Greenseng: A Green Search Engine That Actually Conserves Energy

We’ve seen a few sites attempt to help turn the web green, but most of them have been little more than gimmicks. Blackle purports to conserve energy by offering a “black” version of Google, which it says uses less energy than the engine’s standard white. But Google has gone on to say that black may actually increase the amount of energy consumed by visitors (of course, this didn’t stop Google Israel from turning its site black in honor of Earth Hour).

Today, Y Combinator startup CO2Stats has launched a search engine that aspires to be truly green. Greenseng (sounds like Ginseng) is a standard search engine, pulling results from Google’s Custom Search to produce results. But instead of relying on a dubious method of energy conservation, CO2Stats measures the amount of energy used by its servers and the computers of its users and purchases renewable energy certificates (similar to carbon credits) to offset the environmental toll.

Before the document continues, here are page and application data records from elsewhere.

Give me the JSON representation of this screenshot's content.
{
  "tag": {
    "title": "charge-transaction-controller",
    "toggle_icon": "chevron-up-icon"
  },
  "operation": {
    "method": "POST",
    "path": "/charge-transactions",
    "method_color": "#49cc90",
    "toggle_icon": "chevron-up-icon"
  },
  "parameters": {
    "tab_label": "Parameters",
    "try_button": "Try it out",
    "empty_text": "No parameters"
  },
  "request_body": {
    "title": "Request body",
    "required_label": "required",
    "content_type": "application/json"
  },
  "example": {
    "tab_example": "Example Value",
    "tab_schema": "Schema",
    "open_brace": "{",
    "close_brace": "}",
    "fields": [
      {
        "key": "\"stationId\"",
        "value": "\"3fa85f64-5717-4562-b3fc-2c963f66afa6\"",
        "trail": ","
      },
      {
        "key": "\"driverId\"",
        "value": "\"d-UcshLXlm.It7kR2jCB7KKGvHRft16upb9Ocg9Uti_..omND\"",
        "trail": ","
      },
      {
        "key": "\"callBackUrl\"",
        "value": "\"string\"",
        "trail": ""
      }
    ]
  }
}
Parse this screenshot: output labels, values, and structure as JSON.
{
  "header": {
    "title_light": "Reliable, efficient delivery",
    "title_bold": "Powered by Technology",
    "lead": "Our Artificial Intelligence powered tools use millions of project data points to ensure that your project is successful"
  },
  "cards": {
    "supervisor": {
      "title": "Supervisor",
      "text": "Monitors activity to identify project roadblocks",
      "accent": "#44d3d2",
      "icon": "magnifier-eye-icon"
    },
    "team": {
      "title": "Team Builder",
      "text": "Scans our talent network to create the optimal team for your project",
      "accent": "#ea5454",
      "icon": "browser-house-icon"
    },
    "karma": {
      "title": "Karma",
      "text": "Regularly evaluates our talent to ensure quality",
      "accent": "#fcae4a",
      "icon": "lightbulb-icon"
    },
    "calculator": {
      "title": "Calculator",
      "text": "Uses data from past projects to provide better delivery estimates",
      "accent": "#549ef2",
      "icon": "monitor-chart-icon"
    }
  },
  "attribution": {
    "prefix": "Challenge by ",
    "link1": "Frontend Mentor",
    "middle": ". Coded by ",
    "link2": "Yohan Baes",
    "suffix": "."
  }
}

CO2Stats CTO Alex Wissner-Gross says that Greenseng isn’t meant to generate revenue though advertising. Instead, the site is using proceeds from its certification business that allows websites to purchase renewable energy certificates in return for a badge that labels them as “Green Certified”.

But while Greenseng may not directly be earning any money, it may help CO2Stats pull in a slew of new customers. In its next iteration, the site will be using Yahoo’s powerful BOSS search API to incorporate some of its own data. Users will be able to see the environmental footprint of each site in their search results with data pulled from CO2Stats, which may give companies more of an incentive to get Green Certified.

Buying credits to offset seach engine usage isn’t a new idea. In April we wrote about EcoCho, a search engine wrapper for Google and Yahoo that promises to plant “up to two trees” for every 1,000 searches on the site (we noted that zero could fall within that definition). Only a week after launching, Google pulled the site from its advertising partnership – not a good sign, though it didn’t specify the details.